WHAT IS EXPECTED >>
Everything in the listing below except the pictures should be reproduced exactly.

DATA TO PROCESS >>
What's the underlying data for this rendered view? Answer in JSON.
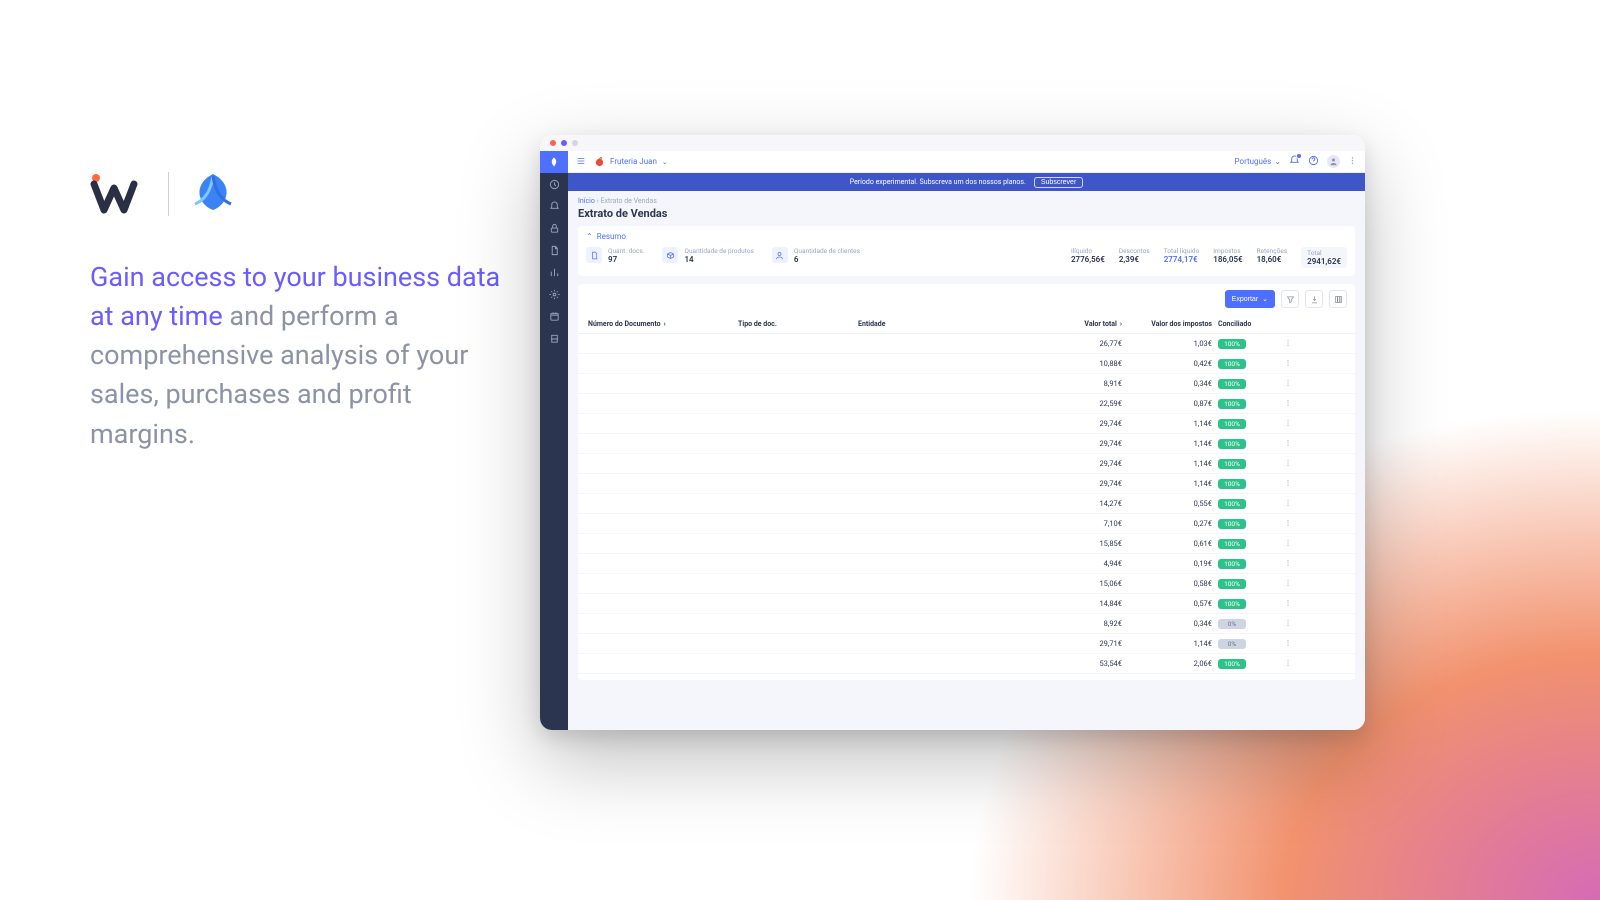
{
  "marketing": {
    "line1_purple": "Gain access to your business data at any time ",
    "line1_grey": "and perform a comprehensive analysis of your sales, purchases and profit margins."
  },
  "topbar": {
    "store_name": "Fruteria Juan",
    "language": "Português"
  },
  "trial": {
    "message": "Período experimental. Subscreva um dos nossos planos.",
    "cta": "Subscrever"
  },
  "breadcrumbs": {
    "home": "Início",
    "current": "Extrato de Vendas"
  },
  "page": {
    "title": "Extrato de Vendas",
    "resume_label": "Resumo"
  },
  "summary": {
    "docs": {
      "label": "Quant. docs.",
      "value": "97"
    },
    "products": {
      "label": "Quantidade de produtos",
      "value": "14"
    },
    "clients": {
      "label": "Quantidade de clientes",
      "value": "6"
    },
    "liquido": {
      "label": "Ilíquido",
      "value": "2776,56€"
    },
    "descontos": {
      "label": "Descontos",
      "value": "2,39€"
    },
    "totalliq": {
      "label": "Total líquido",
      "value": "2774,17€"
    },
    "impostos": {
      "label": "Impostos",
      "value": "186,05€"
    },
    "retencoes": {
      "label": "Retenções",
      "value": "18,60€"
    },
    "total": {
      "label": "Total",
      "value": "2941,62€"
    }
  },
  "table": {
    "export_label": "Exportar",
    "columns": {
      "docnum": "Número do Documento",
      "doctype": "Tipo de doc.",
      "entity": "Entidade",
      "total": "Valor total",
      "taxes": "Valor dos impostos",
      "concil": "Conciliado"
    },
    "rows": [
      {
        "total": "26,77€",
        "tax": "1,03€",
        "concil": "100%",
        "concil_class": "green",
        "phb": "b"
      },
      {
        "total": "10,88€",
        "tax": "0,42€",
        "concil": "100%",
        "concil_class": "green",
        "phb": "b"
      },
      {
        "total": "8,91€",
        "tax": "0,34€",
        "concil": "100%",
        "concil_class": "green",
        "phb": "b"
      },
      {
        "total": "22,59€",
        "tax": "0,87€",
        "concil": "100%",
        "concil_class": "green",
        "phb": "b"
      },
      {
        "total": "29,74€",
        "tax": "1,14€",
        "concil": "100%",
        "concil_class": "green",
        "phb": "d"
      },
      {
        "total": "29,74€",
        "tax": "1,14€",
        "concil": "100%",
        "concil_class": "green",
        "phb": "b"
      },
      {
        "total": "29,74€",
        "tax": "1,14€",
        "concil": "100%",
        "concil_class": "green",
        "phb": "d"
      },
      {
        "total": "29,74€",
        "tax": "1,14€",
        "concil": "100%",
        "concil_class": "green",
        "phb": "b"
      },
      {
        "total": "14,27€",
        "tax": "0,55€",
        "concil": "100%",
        "concil_class": "green",
        "phb": "b"
      },
      {
        "total": "7,10€",
        "tax": "0,27€",
        "concil": "100%",
        "concil_class": "green",
        "phb": "d"
      },
      {
        "total": "15,85€",
        "tax": "0,61€",
        "concil": "100%",
        "concil_class": "green",
        "phb": "d"
      },
      {
        "total": "4,94€",
        "tax": "0,19€",
        "concil": "100%",
        "concil_class": "green",
        "phb": "d"
      },
      {
        "total": "15,06€",
        "tax": "0,58€",
        "concil": "100%",
        "concil_class": "green",
        "phb": "d"
      },
      {
        "total": "14,84€",
        "tax": "0,57€",
        "concil": "100%",
        "concil_class": "green",
        "phb": "d"
      },
      {
        "total": "8,92€",
        "tax": "0,34€",
        "concil": "0%",
        "concil_class": "grey",
        "phb": "d"
      },
      {
        "total": "29,71€",
        "tax": "1,14€",
        "concil": "0%",
        "concil_class": "grey",
        "phb": "d"
      },
      {
        "total": "53,54€",
        "tax": "2,06€",
        "concil": "100%",
        "concil_class": "green",
        "phb": "b"
      }
    ]
  }
}
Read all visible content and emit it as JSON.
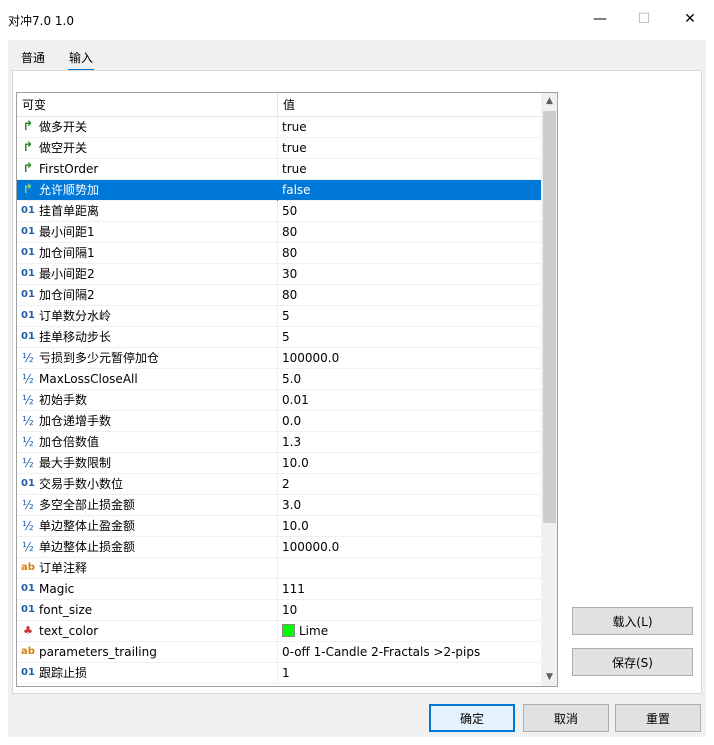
{
  "window": {
    "title": "对冲7.0 1.0"
  },
  "tabs": [
    {
      "label": "普通"
    },
    {
      "label": "输入"
    }
  ],
  "grid": {
    "headers": {
      "variable": "可变",
      "value": "值"
    },
    "rows": [
      {
        "icon": "bool",
        "name": "做多开关",
        "value": "true"
      },
      {
        "icon": "bool",
        "name": "做空开关",
        "value": "true"
      },
      {
        "icon": "bool",
        "name": "FirstOrder",
        "value": "true"
      },
      {
        "icon": "bool",
        "name": "允许顺势加",
        "value": "false",
        "selected": true
      },
      {
        "icon": "int",
        "name": "挂首单距离",
        "value": "50"
      },
      {
        "icon": "int",
        "name": "最小间距1",
        "value": "80"
      },
      {
        "icon": "int",
        "name": "加仓间隔1",
        "value": "80"
      },
      {
        "icon": "int",
        "name": "最小间距2",
        "value": "30"
      },
      {
        "icon": "int",
        "name": "加仓间隔2",
        "value": "80"
      },
      {
        "icon": "int",
        "name": "订单数分水岭",
        "value": "5"
      },
      {
        "icon": "int",
        "name": "挂单移动步长",
        "value": "5"
      },
      {
        "icon": "double",
        "name": "亏损到多少元暂停加仓",
        "value": "100000.0"
      },
      {
        "icon": "double",
        "name": "MaxLossCloseAll",
        "value": "5.0"
      },
      {
        "icon": "double",
        "name": "初始手数",
        "value": "0.01"
      },
      {
        "icon": "double",
        "name": "加仓递增手数",
        "value": "0.0"
      },
      {
        "icon": "double",
        "name": "加仓倍数值",
        "value": "1.3"
      },
      {
        "icon": "double",
        "name": "最大手数限制",
        "value": "10.0"
      },
      {
        "icon": "int",
        "name": "交易手数小数位",
        "value": "2"
      },
      {
        "icon": "double",
        "name": "多空全部止损金额",
        "value": "3.0"
      },
      {
        "icon": "double",
        "name": "单边整体止盈金额",
        "value": "10.0"
      },
      {
        "icon": "double",
        "name": "单边整体止损金额",
        "value": "100000.0"
      },
      {
        "icon": "string",
        "name": "订单注释",
        "value": ""
      },
      {
        "icon": "int",
        "name": "Magic",
        "value": "111"
      },
      {
        "icon": "int",
        "name": "font_size",
        "value": "10"
      },
      {
        "icon": "color",
        "name": "text_color",
        "value": "Lime",
        "swatch": "#00ff00"
      },
      {
        "icon": "string",
        "name": "parameters_trailing",
        "value": "0-off 1-Candle 2-Fractals >2-pips"
      },
      {
        "icon": "int",
        "name": "跟踪止损",
        "value": "1"
      }
    ]
  },
  "icons": {
    "bool": "↱",
    "int": "01",
    "double": "½",
    "string": "ab",
    "color": "♣"
  },
  "buttons": {
    "load": "载入(L)",
    "save": "保存(S)",
    "ok": "确定",
    "cancel": "取消",
    "reset": "重置"
  },
  "colors": {
    "accent": "#0078d7",
    "swatch_lime": "#00ff00"
  }
}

RESPONSE TO THE TASK >>
What's the underlying data for this rendered view? Answer in JSON.
{
  "marketing": {
    "line1_purple": "Gain access to your business data at any time ",
    "line1_grey": "and perform a comprehensive analysis of your sales, purchases and profit margins."
  },
  "topbar": {
    "store_name": "Fruteria Juan",
    "language": "Português"
  },
  "trial": {
    "message": "Período experimental. Subscreva um dos nossos planos.",
    "cta": "Subscrever"
  },
  "breadcrumbs": {
    "home": "Início",
    "current": "Extrato de Vendas"
  },
  "page": {
    "title": "Extrato de Vendas",
    "resume_label": "Resumo"
  },
  "summary": {
    "docs": {
      "label": "Quant. docs.",
      "value": "97"
    },
    "products": {
      "label": "Quantidade de produtos",
      "value": "14"
    },
    "clients": {
      "label": "Quantidade de clientes",
      "value": "6"
    },
    "liquido": {
      "label": "Ilíquido",
      "value": "2776,56€"
    },
    "descontos": {
      "label": "Descontos",
      "value": "2,39€"
    },
    "totalliq": {
      "label": "Total líquido",
      "value": "2774,17€"
    },
    "impostos": {
      "label": "Impostos",
      "value": "186,05€"
    },
    "retencoes": {
      "label": "Retenções",
      "value": "18,60€"
    },
    "total": {
      "label": "Total",
      "value": "2941,62€"
    }
  },
  "table": {
    "export_label": "Exportar",
    "columns": {
      "docnum": "Número do Documento",
      "doctype": "Tipo de doc.",
      "entity": "Entidade",
      "total": "Valor total",
      "taxes": "Valor dos impostos",
      "concil": "Conciliado"
    },
    "rows": [
      {
        "total": "26,77€",
        "tax": "1,03€",
        "concil": "100%",
        "concil_class": "green",
        "phb": "b"
      },
      {
        "total": "10,88€",
        "tax": "0,42€",
        "concil": "100%",
        "concil_class": "green",
        "phb": "b"
      },
      {
        "total": "8,91€",
        "tax": "0,34€",
        "concil": "100%",
        "concil_class": "green",
        "phb": "b"
      },
      {
        "total": "22,59€",
        "tax": "0,87€",
        "concil": "100%",
        "concil_class": "green",
        "phb": "b"
      },
      {
        "total": "29,74€",
        "tax": "1,14€",
        "concil": "100%",
        "concil_class": "green",
        "phb": "d"
      },
      {
        "total": "29,74€",
        "tax": "1,14€",
        "concil": "100%",
        "concil_class": "green",
        "phb": "b"
      },
      {
        "total": "29,74€",
        "tax": "1,14€",
        "concil": "100%",
        "concil_class": "green",
        "phb": "d"
      },
      {
        "total": "29,74€",
        "tax": "1,14€",
        "concil": "100%",
        "concil_class": "green",
        "phb": "b"
      },
      {
        "total": "14,27€",
        "tax": "0,55€",
        "concil": "100%",
        "concil_class": "green",
        "phb": "b"
      },
      {
        "total": "7,10€",
        "tax": "0,27€",
        "concil": "100%",
        "concil_class": "green",
        "phb": "d"
      },
      {
        "total": "15,85€",
        "tax": "0,61€",
        "concil": "100%",
        "concil_class": "green",
        "phb": "d"
      },
      {
        "total": "4,94€",
        "tax": "0,19€",
        "concil": "100%",
        "concil_class": "green",
        "phb": "d"
      },
      {
        "total": "15,06€",
        "tax": "0,58€",
        "concil": "100%",
        "concil_class": "green",
        "phb": "d"
      },
      {
        "total": "14,84€",
        "tax": "0,57€",
        "concil": "100%",
        "concil_class": "green",
        "phb": "d"
      },
      {
        "total": "8,92€",
        "tax": "0,34€",
        "concil": "0%",
        "concil_class": "grey",
        "phb": "d"
      },
      {
        "total": "29,71€",
        "tax": "1,14€",
        "concil": "0%",
        "concil_class": "grey",
        "phb": "d"
      },
      {
        "total": "53,54€",
        "tax": "2,06€",
        "concil": "100%",
        "concil_class": "green",
        "phb": "b"
      }
    ]
  }
}
Read all visible content and emit it as JSON.
{
  "window": {
    "title": "对冲7.0 1.0"
  },
  "tabs": [
    {
      "label": "普通"
    },
    {
      "label": "输入"
    }
  ],
  "grid": {
    "headers": {
      "variable": "可变",
      "value": "值"
    },
    "rows": [
      {
        "icon": "bool",
        "name": "做多开关",
        "value": "true"
      },
      {
        "icon": "bool",
        "name": "做空开关",
        "value": "true"
      },
      {
        "icon": "bool",
        "name": "FirstOrder",
        "value": "true"
      },
      {
        "icon": "bool",
        "name": "允许顺势加",
        "value": "false",
        "selected": true
      },
      {
        "icon": "int",
        "name": "挂首单距离",
        "value": "50"
      },
      {
        "icon": "int",
        "name": "最小间距1",
        "value": "80"
      },
      {
        "icon": "int",
        "name": "加仓间隔1",
        "value": "80"
      },
      {
        "icon": "int",
        "name": "最小间距2",
        "value": "30"
      },
      {
        "icon": "int",
        "name": "加仓间隔2",
        "value": "80"
      },
      {
        "icon": "int",
        "name": "订单数分水岭",
        "value": "5"
      },
      {
        "icon": "int",
        "name": "挂单移动步长",
        "value": "5"
      },
      {
        "icon": "double",
        "name": "亏损到多少元暂停加仓",
        "value": "100000.0"
      },
      {
        "icon": "double",
        "name": "MaxLossCloseAll",
        "value": "5.0"
      },
      {
        "icon": "double",
        "name": "初始手数",
        "value": "0.01"
      },
      {
        "icon": "double",
        "name": "加仓递增手数",
        "value": "0.0"
      },
      {
        "icon": "double",
        "name": "加仓倍数值",
        "value": "1.3"
      },
      {
        "icon": "double",
        "name": "最大手数限制",
        "value": "10.0"
      },
      {
        "icon": "int",
        "name": "交易手数小数位",
        "value": "2"
      },
      {
        "icon": "double",
        "name": "多空全部止损金额",
        "value": "3.0"
      },
      {
        "icon": "double",
        "name": "单边整体止盈金额",
        "value": "10.0"
      },
      {
        "icon": "double",
        "name": "单边整体止损金额",
        "value": "100000.0"
      },
      {
        "icon": "string",
        "name": "订单注释",
        "value": ""
      },
      {
        "icon": "int",
        "name": "Magic",
        "value": "111"
      },
      {
        "icon": "int",
        "name": "font_size",
        "value": "10"
      },
      {
        "icon": "color",
        "name": "text_color",
        "value": "Lime",
        "swatch": "#00ff00"
      },
      {
        "icon": "string",
        "name": "parameters_trailing",
        "value": "0-off 1-Candle 2-Fractals >2-pips"
      },
      {
        "icon": "int",
        "name": "跟踪止损",
        "value": "1"
      }
    ]
  },
  "icons": {
    "bool": "↱",
    "int": "01",
    "double": "½",
    "string": "ab",
    "color": "♣"
  },
  "buttons": {
    "load": "载入(L)",
    "save": "保存(S)",
    "ok": "确定",
    "cancel": "取消",
    "reset": "重置"
  },
  "colors": {
    "accent": "#0078d7",
    "swatch_lime": "#00ff00"
  }
}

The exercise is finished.